**What you are asked to do:**
Go over the data and work out how many lines include the word "label". Give that number only.

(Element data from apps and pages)

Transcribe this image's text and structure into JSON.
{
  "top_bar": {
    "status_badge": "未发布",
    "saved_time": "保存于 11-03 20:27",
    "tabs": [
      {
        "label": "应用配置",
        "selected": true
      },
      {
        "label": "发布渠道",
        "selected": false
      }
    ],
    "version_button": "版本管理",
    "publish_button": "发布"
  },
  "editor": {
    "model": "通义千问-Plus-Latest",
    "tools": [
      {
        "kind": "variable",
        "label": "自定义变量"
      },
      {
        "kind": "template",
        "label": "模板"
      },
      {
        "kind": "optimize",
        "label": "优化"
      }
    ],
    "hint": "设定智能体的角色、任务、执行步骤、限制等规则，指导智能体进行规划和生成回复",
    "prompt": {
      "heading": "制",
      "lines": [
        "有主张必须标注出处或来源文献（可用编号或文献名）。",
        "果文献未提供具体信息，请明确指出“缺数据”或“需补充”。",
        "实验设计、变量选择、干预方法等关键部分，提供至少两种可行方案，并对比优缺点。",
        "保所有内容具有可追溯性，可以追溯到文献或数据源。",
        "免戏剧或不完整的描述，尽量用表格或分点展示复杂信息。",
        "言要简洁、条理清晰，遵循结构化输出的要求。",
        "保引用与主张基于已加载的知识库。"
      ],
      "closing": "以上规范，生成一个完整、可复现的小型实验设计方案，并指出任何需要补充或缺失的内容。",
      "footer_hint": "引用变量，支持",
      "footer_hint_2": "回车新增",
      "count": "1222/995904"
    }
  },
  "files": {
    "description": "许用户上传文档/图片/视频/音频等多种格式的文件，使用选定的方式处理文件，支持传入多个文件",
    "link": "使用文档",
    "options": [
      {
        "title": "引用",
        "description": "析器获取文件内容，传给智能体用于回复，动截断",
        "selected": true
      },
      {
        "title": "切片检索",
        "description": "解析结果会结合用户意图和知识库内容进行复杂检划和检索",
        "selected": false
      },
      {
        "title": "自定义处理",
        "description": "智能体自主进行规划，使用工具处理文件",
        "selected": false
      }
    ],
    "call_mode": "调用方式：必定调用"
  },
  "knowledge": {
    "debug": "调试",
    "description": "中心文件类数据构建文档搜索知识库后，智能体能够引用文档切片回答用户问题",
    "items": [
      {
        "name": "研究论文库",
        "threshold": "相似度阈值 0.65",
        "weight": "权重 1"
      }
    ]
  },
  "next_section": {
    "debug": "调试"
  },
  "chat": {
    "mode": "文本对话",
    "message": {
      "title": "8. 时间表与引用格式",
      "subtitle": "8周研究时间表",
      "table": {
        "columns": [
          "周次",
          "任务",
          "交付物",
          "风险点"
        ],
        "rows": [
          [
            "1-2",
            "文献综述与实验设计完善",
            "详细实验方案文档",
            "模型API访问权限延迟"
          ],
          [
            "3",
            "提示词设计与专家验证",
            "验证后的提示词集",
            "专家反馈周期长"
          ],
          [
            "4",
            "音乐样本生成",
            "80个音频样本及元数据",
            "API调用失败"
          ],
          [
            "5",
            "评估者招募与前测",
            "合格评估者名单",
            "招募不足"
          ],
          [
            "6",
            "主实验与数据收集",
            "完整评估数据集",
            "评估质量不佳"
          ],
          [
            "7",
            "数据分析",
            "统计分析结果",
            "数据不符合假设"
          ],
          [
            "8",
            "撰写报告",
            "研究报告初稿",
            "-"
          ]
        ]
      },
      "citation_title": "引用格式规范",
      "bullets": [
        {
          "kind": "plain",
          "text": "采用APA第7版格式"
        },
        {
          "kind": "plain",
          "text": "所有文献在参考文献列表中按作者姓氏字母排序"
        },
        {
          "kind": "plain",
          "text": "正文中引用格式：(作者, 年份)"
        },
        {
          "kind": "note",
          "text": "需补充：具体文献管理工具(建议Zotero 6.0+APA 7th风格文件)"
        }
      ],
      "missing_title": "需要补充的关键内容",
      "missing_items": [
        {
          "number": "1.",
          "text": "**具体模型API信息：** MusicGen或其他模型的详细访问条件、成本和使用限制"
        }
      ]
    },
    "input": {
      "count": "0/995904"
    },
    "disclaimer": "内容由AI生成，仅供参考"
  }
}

**Solution to this exercise:**
5